--- DATASET ENTRIES ---

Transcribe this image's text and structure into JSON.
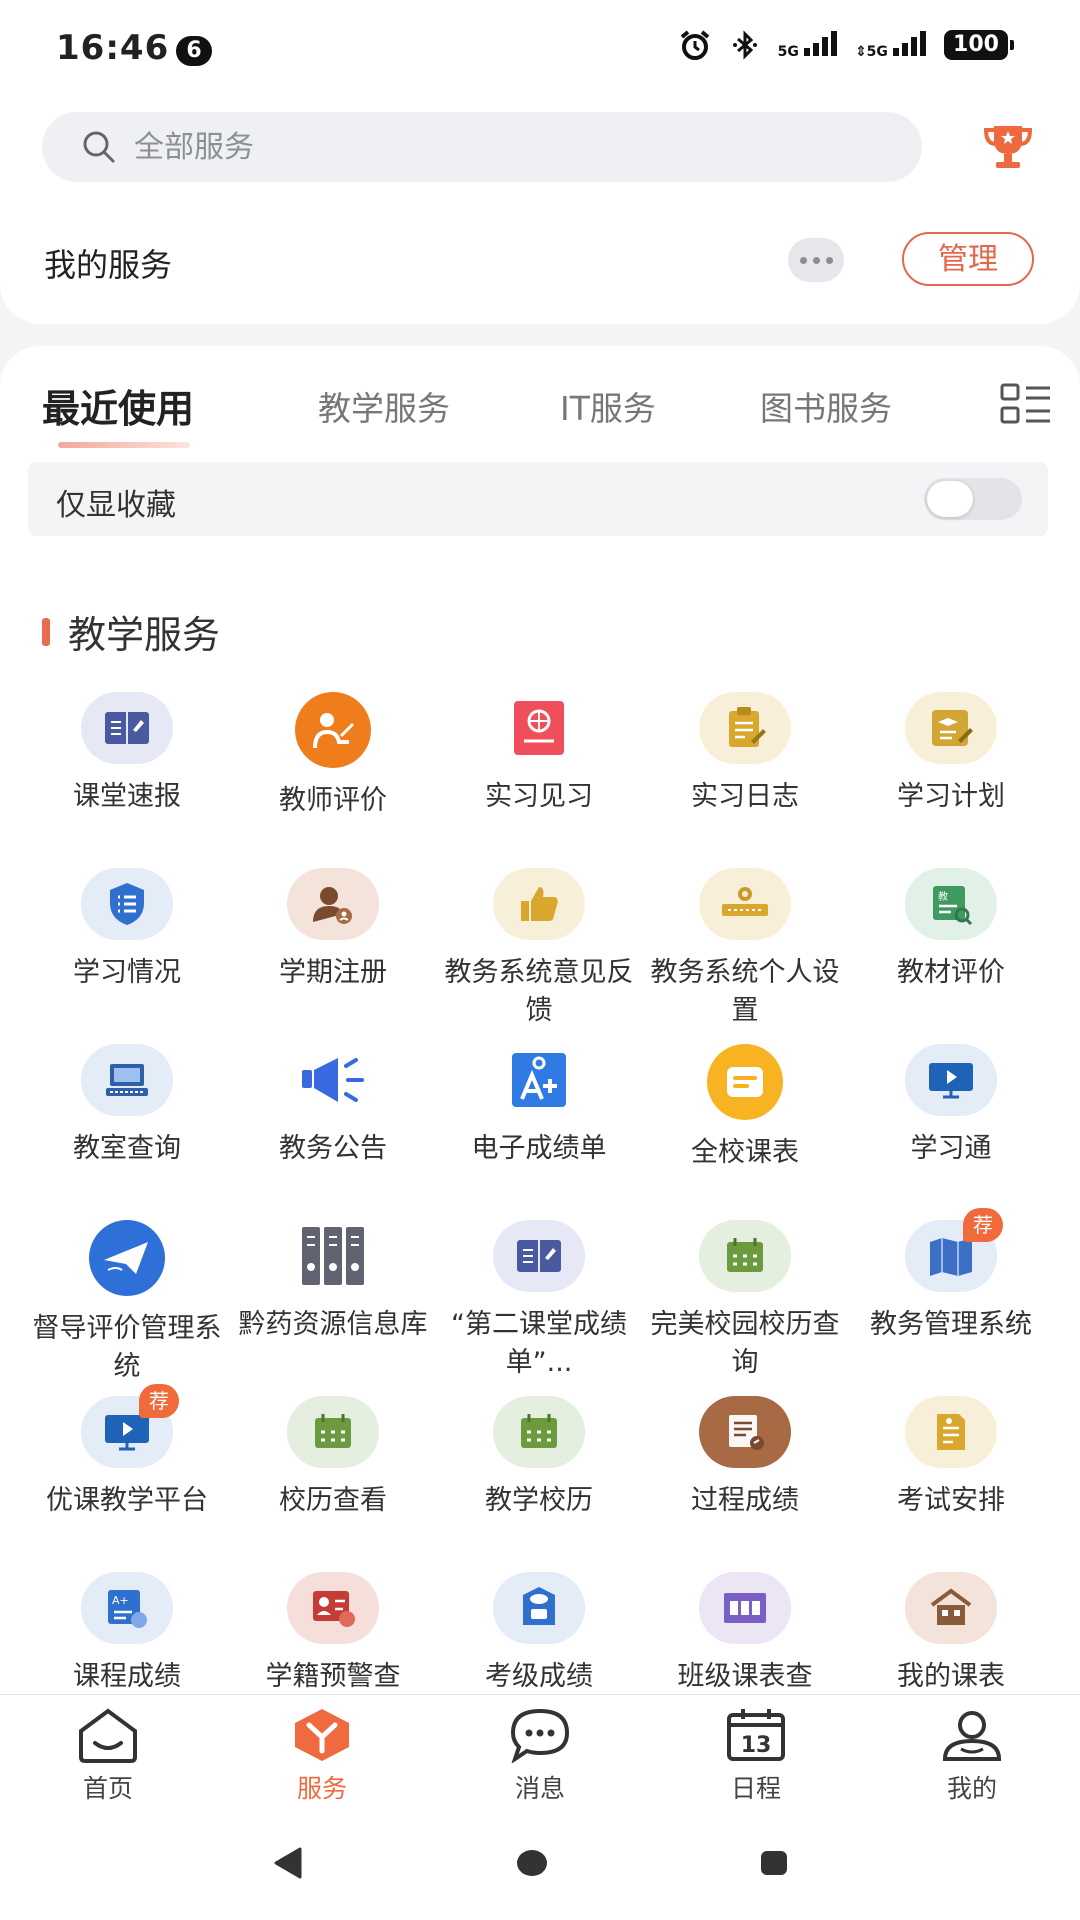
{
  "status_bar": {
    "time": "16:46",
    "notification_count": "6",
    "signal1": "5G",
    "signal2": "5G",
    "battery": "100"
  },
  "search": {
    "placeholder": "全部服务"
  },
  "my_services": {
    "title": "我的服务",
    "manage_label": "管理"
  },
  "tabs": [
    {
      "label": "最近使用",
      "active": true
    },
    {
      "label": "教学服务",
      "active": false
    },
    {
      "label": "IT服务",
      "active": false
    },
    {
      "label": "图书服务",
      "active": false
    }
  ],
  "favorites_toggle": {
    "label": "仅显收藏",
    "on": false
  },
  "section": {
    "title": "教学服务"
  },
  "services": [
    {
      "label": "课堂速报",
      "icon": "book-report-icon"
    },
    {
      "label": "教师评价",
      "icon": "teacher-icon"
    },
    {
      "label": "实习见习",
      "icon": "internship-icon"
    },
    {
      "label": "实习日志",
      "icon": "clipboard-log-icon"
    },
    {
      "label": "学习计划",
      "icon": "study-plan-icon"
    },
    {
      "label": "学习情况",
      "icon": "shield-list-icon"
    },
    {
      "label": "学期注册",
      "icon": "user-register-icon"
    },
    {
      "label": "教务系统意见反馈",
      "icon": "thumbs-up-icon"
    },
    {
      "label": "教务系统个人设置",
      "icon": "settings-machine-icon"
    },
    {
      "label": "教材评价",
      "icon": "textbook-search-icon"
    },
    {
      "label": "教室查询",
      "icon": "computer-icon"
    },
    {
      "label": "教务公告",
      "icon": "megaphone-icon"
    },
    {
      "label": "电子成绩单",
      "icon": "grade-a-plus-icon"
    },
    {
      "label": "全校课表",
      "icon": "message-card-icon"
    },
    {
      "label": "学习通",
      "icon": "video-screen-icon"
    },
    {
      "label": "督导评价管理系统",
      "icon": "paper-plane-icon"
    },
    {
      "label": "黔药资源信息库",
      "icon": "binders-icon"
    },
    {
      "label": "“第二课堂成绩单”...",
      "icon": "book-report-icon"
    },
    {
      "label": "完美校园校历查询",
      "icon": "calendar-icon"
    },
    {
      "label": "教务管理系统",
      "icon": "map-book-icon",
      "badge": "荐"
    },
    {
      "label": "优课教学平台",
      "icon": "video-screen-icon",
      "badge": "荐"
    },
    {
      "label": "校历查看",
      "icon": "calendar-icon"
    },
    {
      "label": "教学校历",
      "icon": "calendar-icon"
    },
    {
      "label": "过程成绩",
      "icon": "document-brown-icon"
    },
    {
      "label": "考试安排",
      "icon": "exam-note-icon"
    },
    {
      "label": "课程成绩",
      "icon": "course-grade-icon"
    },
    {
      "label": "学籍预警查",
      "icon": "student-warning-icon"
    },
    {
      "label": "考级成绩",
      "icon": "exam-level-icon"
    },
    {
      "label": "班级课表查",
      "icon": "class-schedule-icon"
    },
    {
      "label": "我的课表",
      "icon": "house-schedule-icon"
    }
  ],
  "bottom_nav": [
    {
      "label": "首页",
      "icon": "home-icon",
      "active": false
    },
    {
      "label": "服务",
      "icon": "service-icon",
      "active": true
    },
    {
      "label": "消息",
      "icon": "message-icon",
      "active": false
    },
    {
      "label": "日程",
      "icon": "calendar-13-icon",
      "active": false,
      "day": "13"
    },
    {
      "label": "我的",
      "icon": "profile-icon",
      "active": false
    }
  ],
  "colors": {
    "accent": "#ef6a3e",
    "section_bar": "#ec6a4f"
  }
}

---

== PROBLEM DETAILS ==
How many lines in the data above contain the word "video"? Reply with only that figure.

== PROBLEM SOLUTION ==
2